Without the images, output each record below as it stands.

(Records from a data collection)
=== Begin Enclosure ===

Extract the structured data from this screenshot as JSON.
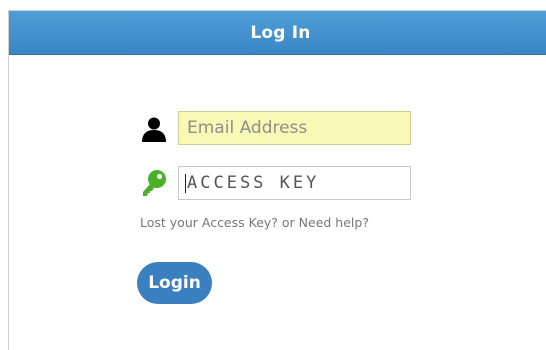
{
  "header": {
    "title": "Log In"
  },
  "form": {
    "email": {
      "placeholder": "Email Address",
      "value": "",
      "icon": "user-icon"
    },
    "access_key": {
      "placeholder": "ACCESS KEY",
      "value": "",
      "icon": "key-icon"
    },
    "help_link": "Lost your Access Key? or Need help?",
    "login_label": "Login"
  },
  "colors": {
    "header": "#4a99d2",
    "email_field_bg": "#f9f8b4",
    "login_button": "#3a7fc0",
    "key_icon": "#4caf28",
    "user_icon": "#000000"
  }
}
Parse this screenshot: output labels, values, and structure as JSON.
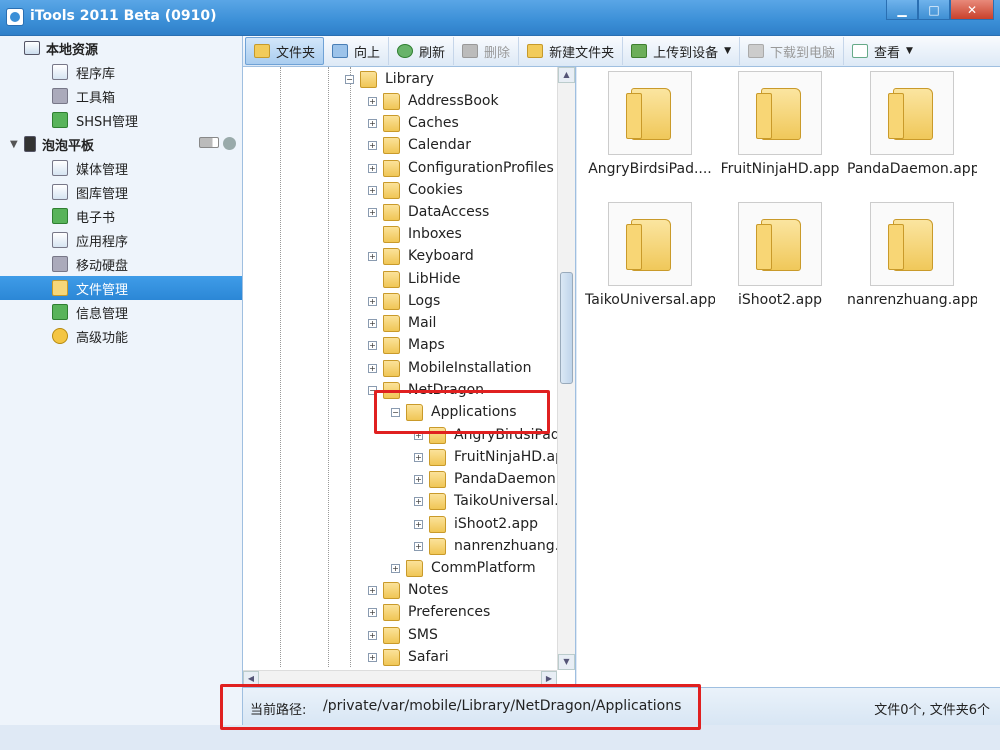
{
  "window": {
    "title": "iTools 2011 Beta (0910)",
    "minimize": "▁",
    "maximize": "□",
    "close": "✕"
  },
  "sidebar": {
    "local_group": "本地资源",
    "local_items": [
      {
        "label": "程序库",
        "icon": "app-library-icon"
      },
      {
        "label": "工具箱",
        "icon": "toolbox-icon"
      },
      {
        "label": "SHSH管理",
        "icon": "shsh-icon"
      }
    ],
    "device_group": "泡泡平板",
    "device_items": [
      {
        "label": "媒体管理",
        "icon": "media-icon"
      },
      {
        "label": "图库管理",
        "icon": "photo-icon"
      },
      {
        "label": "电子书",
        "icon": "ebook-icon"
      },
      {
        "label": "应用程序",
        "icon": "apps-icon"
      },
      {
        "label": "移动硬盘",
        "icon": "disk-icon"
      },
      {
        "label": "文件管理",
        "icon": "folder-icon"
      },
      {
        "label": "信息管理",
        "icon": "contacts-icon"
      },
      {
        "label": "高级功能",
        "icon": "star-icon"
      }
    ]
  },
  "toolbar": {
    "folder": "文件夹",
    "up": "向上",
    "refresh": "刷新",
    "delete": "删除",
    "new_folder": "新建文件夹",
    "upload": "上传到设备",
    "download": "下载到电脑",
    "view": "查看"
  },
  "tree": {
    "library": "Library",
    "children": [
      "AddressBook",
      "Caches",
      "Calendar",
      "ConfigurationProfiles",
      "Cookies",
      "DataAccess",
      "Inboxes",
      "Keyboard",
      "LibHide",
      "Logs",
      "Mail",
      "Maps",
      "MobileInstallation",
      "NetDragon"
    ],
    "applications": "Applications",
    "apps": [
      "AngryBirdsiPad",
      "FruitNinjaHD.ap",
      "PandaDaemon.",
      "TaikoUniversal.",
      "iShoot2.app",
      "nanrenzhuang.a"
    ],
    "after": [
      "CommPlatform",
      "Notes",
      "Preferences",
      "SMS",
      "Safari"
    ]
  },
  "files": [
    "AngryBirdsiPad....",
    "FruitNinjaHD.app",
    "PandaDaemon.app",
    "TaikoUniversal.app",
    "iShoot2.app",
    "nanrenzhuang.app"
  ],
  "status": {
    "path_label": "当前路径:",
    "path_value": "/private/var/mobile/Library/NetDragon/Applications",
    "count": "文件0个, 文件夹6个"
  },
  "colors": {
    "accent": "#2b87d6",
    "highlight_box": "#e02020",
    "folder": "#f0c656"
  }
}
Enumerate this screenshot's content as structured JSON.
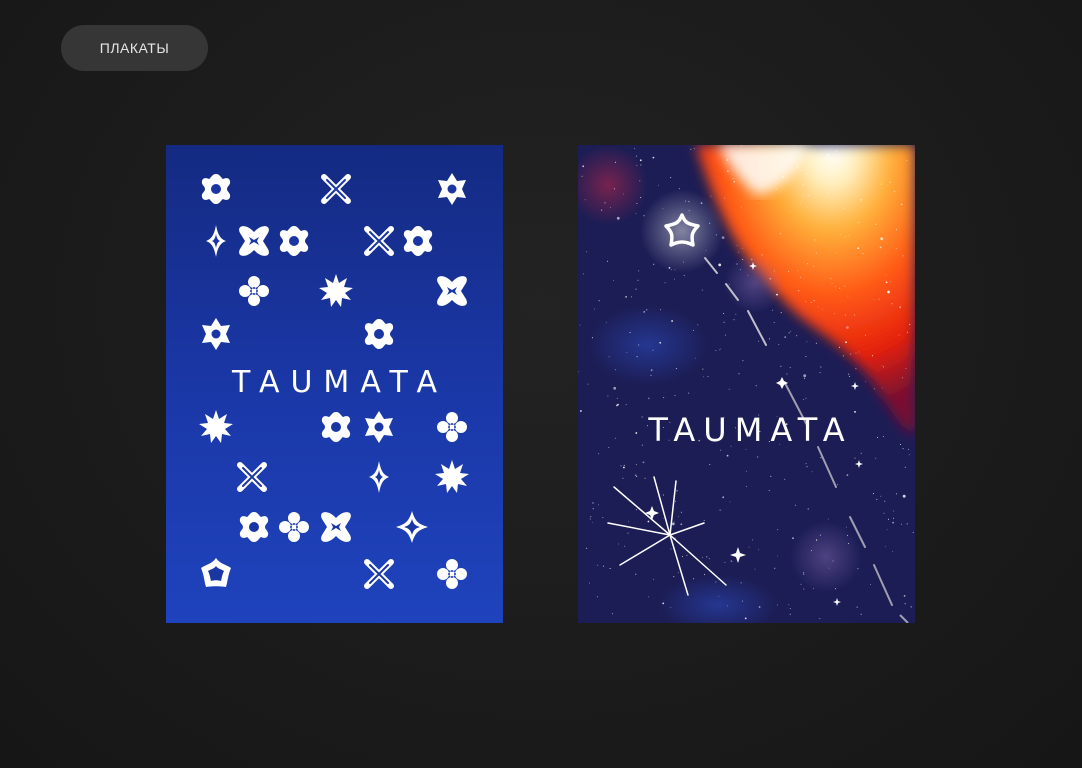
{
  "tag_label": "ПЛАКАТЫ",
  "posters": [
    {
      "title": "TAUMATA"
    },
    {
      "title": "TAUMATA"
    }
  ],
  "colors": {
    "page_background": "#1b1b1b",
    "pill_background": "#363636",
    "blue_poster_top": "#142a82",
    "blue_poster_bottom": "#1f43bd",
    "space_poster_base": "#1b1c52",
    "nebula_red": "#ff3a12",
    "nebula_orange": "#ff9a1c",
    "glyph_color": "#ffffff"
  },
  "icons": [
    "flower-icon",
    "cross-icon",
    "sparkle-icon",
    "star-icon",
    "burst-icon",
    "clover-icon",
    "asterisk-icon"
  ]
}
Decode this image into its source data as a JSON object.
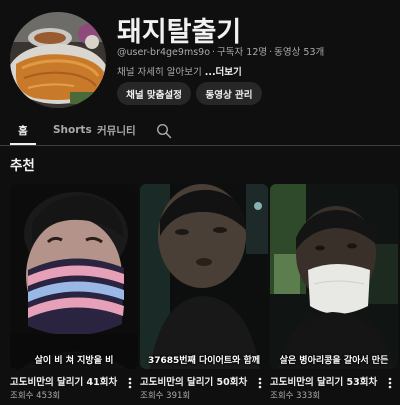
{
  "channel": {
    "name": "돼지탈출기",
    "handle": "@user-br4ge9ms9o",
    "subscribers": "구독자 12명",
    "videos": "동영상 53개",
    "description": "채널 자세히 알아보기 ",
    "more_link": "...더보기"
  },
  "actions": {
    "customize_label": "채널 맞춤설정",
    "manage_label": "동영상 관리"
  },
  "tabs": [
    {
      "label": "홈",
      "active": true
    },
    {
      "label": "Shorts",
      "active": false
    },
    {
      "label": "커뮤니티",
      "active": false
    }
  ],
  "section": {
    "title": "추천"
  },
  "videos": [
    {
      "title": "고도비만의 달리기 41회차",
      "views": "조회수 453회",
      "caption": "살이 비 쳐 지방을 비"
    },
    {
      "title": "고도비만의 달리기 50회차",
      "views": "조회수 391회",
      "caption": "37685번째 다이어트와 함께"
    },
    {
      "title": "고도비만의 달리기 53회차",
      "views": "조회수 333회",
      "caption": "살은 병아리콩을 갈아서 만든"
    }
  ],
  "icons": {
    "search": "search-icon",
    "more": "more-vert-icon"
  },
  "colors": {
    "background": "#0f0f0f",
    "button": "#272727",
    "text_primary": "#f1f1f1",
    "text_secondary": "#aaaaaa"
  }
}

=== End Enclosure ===

* **Task result**:
Extract the structured data from this screenshot as JSON.
{
  "header": {
    "title": "Log In"
  },
  "form": {
    "email": {
      "placeholder": "Email Address",
      "value": "",
      "icon": "user-icon"
    },
    "access_key": {
      "placeholder": "ACCESS KEY",
      "value": "",
      "icon": "key-icon"
    },
    "help_link": "Lost your Access Key? or Need help?",
    "login_label": "Login"
  },
  "colors": {
    "header": "#4a99d2",
    "email_field_bg": "#f9f8b4",
    "login_button": "#3a7fc0",
    "key_icon": "#4caf28",
    "user_icon": "#000000"
  }
}
Parse this screenshot: output labels, values, and structure as JSON.
{
  "window": {
    "title": "iTools 2011 Beta (0910)",
    "minimize": "▁",
    "maximize": "□",
    "close": "✕"
  },
  "sidebar": {
    "local_group": "本地资源",
    "local_items": [
      {
        "label": "程序库",
        "icon": "app-library-icon"
      },
      {
        "label": "工具箱",
        "icon": "toolbox-icon"
      },
      {
        "label": "SHSH管理",
        "icon": "shsh-icon"
      }
    ],
    "device_group": "泡泡平板",
    "device_items": [
      {
        "label": "媒体管理",
        "icon": "media-icon"
      },
      {
        "label": "图库管理",
        "icon": "photo-icon"
      },
      {
        "label": "电子书",
        "icon": "ebook-icon"
      },
      {
        "label": "应用程序",
        "icon": "apps-icon"
      },
      {
        "label": "移动硬盘",
        "icon": "disk-icon"
      },
      {
        "label": "文件管理",
        "icon": "folder-icon"
      },
      {
        "label": "信息管理",
        "icon": "contacts-icon"
      },
      {
        "label": "高级功能",
        "icon": "star-icon"
      }
    ]
  },
  "toolbar": {
    "folder": "文件夹",
    "up": "向上",
    "refresh": "刷新",
    "delete": "删除",
    "new_folder": "新建文件夹",
    "upload": "上传到设备",
    "download": "下载到电脑",
    "view": "查看"
  },
  "tree": {
    "library": "Library",
    "children": [
      "AddressBook",
      "Caches",
      "Calendar",
      "ConfigurationProfiles",
      "Cookies",
      "DataAccess",
      "Inboxes",
      "Keyboard",
      "LibHide",
      "Logs",
      "Mail",
      "Maps",
      "MobileInstallation",
      "NetDragon"
    ],
    "applications": "Applications",
    "apps": [
      "AngryBirdsiPad",
      "FruitNinjaHD.ap",
      "PandaDaemon.",
      "TaikoUniversal.",
      "iShoot2.app",
      "nanrenzhuang.a"
    ],
    "after": [
      "CommPlatform",
      "Notes",
      "Preferences",
      "SMS",
      "Safari"
    ]
  },
  "files": [
    "AngryBirdsiPad....",
    "FruitNinjaHD.app",
    "PandaDaemon.app",
    "TaikoUniversal.app",
    "iShoot2.app",
    "nanrenzhuang.app"
  ],
  "status": {
    "path_label": "当前路径:",
    "path_value": "/private/var/mobile/Library/NetDragon/Applications",
    "count": "文件0个, 文件夹6个"
  },
  "colors": {
    "accent": "#2b87d6",
    "highlight_box": "#e02020",
    "folder": "#f0c656"
  }
}
Enumerate this screenshot's content as structured JSON.
{
  "tag_label": "ПЛАКАТЫ",
  "posters": [
    {
      "title": "TAUMATA"
    },
    {
      "title": "TAUMATA"
    }
  ],
  "colors": {
    "page_background": "#1b1b1b",
    "pill_background": "#363636",
    "blue_poster_top": "#142a82",
    "blue_poster_bottom": "#1f43bd",
    "space_poster_base": "#1b1c52",
    "nebula_red": "#ff3a12",
    "nebula_orange": "#ff9a1c",
    "glyph_color": "#ffffff"
  },
  "icons": [
    "flower-icon",
    "cross-icon",
    "sparkle-icon",
    "star-icon",
    "burst-icon",
    "clover-icon",
    "asterisk-icon"
  ]
}
Decode this image into its source data as a JSON object.
{
  "channel": {
    "name": "돼지탈출기",
    "handle": "@user-br4ge9ms9o",
    "subscribers": "구독자 12명",
    "videos": "동영상 53개",
    "description": "채널 자세히 알아보기 ",
    "more_link": "...더보기"
  },
  "actions": {
    "customize_label": "채널 맞춤설정",
    "manage_label": "동영상 관리"
  },
  "tabs": [
    {
      "label": "홈",
      "active": true
    },
    {
      "label": "Shorts",
      "active": false
    },
    {
      "label": "커뮤니티",
      "active": false
    }
  ],
  "section": {
    "title": "추천"
  },
  "videos": [
    {
      "title": "고도비만의 달리기 41회차",
      "views": "조회수 453회",
      "caption": "살이 비 쳐 지방을 비"
    },
    {
      "title": "고도비만의 달리기 50회차",
      "views": "조회수 391회",
      "caption": "37685번째 다이어트와 함께"
    },
    {
      "title": "고도비만의 달리기 53회차",
      "views": "조회수 333회",
      "caption": "살은 병아리콩을 갈아서 만든"
    }
  ],
  "icons": {
    "search": "search-icon",
    "more": "more-vert-icon"
  },
  "colors": {
    "background": "#0f0f0f",
    "button": "#272727",
    "text_primary": "#f1f1f1",
    "text_secondary": "#aaaaaa"
  }
}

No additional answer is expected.